Input records below:

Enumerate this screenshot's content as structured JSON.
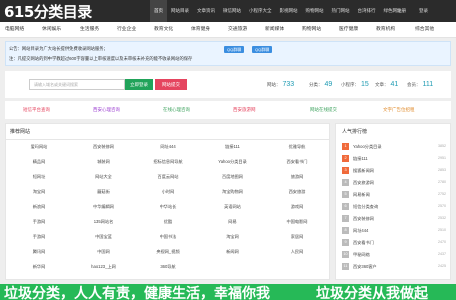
{
  "header": {
    "logo": "615分类目录",
    "nav": [
      "首页",
      "网站目录",
      "文章资讯",
      "微信网站",
      "小程序大全",
      "影视网站",
      "购物网站",
      "热门网站",
      "台湾排行",
      "绿色网站"
    ],
    "login": "注册",
    "register": "登录"
  },
  "categories": [
    "电脑网络",
    "休闲娱乐",
    "生活服务",
    "行业企业",
    "教育文化",
    "体育健身",
    "交通旅游",
    "新闻媒体",
    "购物网站",
    "医疗健康",
    "教育机构",
    "综合其他"
  ],
  "notice": {
    "line1": "公告：网站目录为广大站长提供免费收录网站服务；",
    "line2": "注：凡提交网站的到中学教超过600字容量以上审核速度以及未审核未补充的能不收录网站的保存",
    "qq1": "QQ群聊",
    "qq2": "QQ群聊"
  },
  "search": {
    "placeholder": "请输入域名或关键词搜索",
    "submit_label": "立即登录",
    "submit2_label": "网站提交"
  },
  "stats": [
    {
      "label": "网站：",
      "value": "733"
    },
    {
      "label": "分类：",
      "value": "49"
    },
    {
      "label": "小程序：",
      "value": "15"
    },
    {
      "label": "文章：",
      "value": "41"
    },
    {
      "label": "会员：",
      "value": "111"
    }
  ],
  "ad_links": [
    {
      "text": "短信平台查询",
      "color": "#e5455f"
    },
    {
      "text": "西安心理咨询",
      "color": "#9c3fd1"
    },
    {
      "text": "在线心理咨询",
      "color": "#3fa35f"
    },
    {
      "text": "西安旅游网",
      "color": "#e5455f"
    },
    {
      "text": "网站在线提交",
      "color": "#3fa35f"
    },
    {
      "text": "文字广告位招租",
      "color": "#e08a2a"
    }
  ],
  "recommend": {
    "title": "推荐网站",
    "rows": [
      [
        "爱玛网站",
        "西安装修网",
        "网址444",
        "链接111",
        "优雅导航"
      ],
      [
        "精品网",
        "城装网",
        "招标信息网导航",
        "Yahoo分类目录",
        "西安看书门"
      ],
      [
        "短网址",
        "网站大全",
        "百度云网站",
        "百度地图网",
        "旅游网"
      ],
      [
        "淘宝网",
        "蘑菇街",
        "小时网",
        "淘宝购物网",
        "西安旅游"
      ],
      [
        "新浪网",
        "中华编辑网",
        "中华站长",
        "英语网站",
        "游戏网"
      ],
      [
        "手游网",
        "135网站名",
        "优酷",
        "网易",
        "中国电影网"
      ],
      [
        "手游网",
        "中国宝蓝",
        "中国书法",
        "淘宝网",
        "家居网"
      ],
      [
        "腾讯网",
        "中国网",
        "央视网_视频",
        "新闻网",
        "人民网"
      ],
      [
        "新华网",
        "hao123_上网",
        "360导航",
        "",
        ""
      ]
    ]
  },
  "ranking": {
    "title": "人气排行榜",
    "items": [
      {
        "num": "1",
        "name": "Yahoo分类目录",
        "count": "3852"
      },
      {
        "num": "2",
        "name": "链接111",
        "count": "2951"
      },
      {
        "num": "3",
        "name": "搜狐新闻网",
        "count": "2853"
      },
      {
        "num": "4",
        "name": "西安旅游网",
        "count": "2780"
      },
      {
        "num": "5",
        "name": "网易新闻",
        "count": "2752"
      },
      {
        "num": "6",
        "name": "短信分类查询",
        "count": "2570"
      },
      {
        "num": "7",
        "name": "西安装修网",
        "count": "2532"
      },
      {
        "num": "8",
        "name": "网址444",
        "count": "2510"
      },
      {
        "num": "9",
        "name": "西安看书门",
        "count": "2470"
      },
      {
        "num": "10",
        "name": "甲秘网络",
        "count": "2437"
      },
      {
        "num": "11",
        "name": "西安360客户",
        "count": "2425"
      }
    ]
  },
  "banner": {
    "left": "垃圾分类，人人有责，健康生活，幸福你我",
    "right": "垃圾分类从我做起"
  }
}
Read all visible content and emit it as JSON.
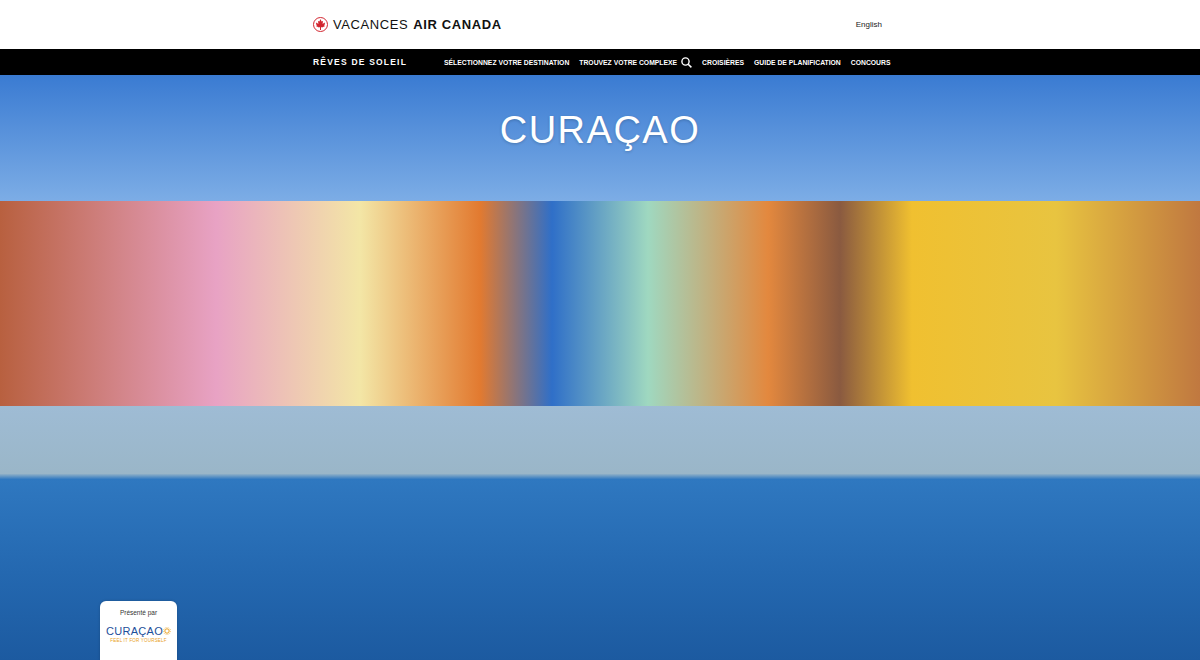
{
  "header": {
    "brand_light": "VACANCES",
    "brand_bold": "AIR CANADA",
    "language": "English"
  },
  "nav": {
    "title": "RÊVES DE SOLEIL",
    "items": [
      {
        "label": "SÉLECTIONNEZ VOTRE DESTINATION",
        "kind": "link"
      },
      {
        "label": "TROUVEZ VOTRE COMPLEXE",
        "kind": "search"
      },
      {
        "label": "CROISIÈRES",
        "kind": "link"
      },
      {
        "label": "GUIDE DE PLANIFICATION",
        "kind": "link"
      },
      {
        "label": "CONCOURS",
        "kind": "link"
      }
    ]
  },
  "hero": {
    "title": "CURAÇAO"
  },
  "sponsor": {
    "label": "Présenté par",
    "logo": "CURAÇAO",
    "tagline": "FEEL IT FOR YOURSELF"
  }
}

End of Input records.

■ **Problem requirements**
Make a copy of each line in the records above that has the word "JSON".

■ **Finished task**
Enumerate this screenshot's content as structured JSON.
Read all visible content and emit it as JSON.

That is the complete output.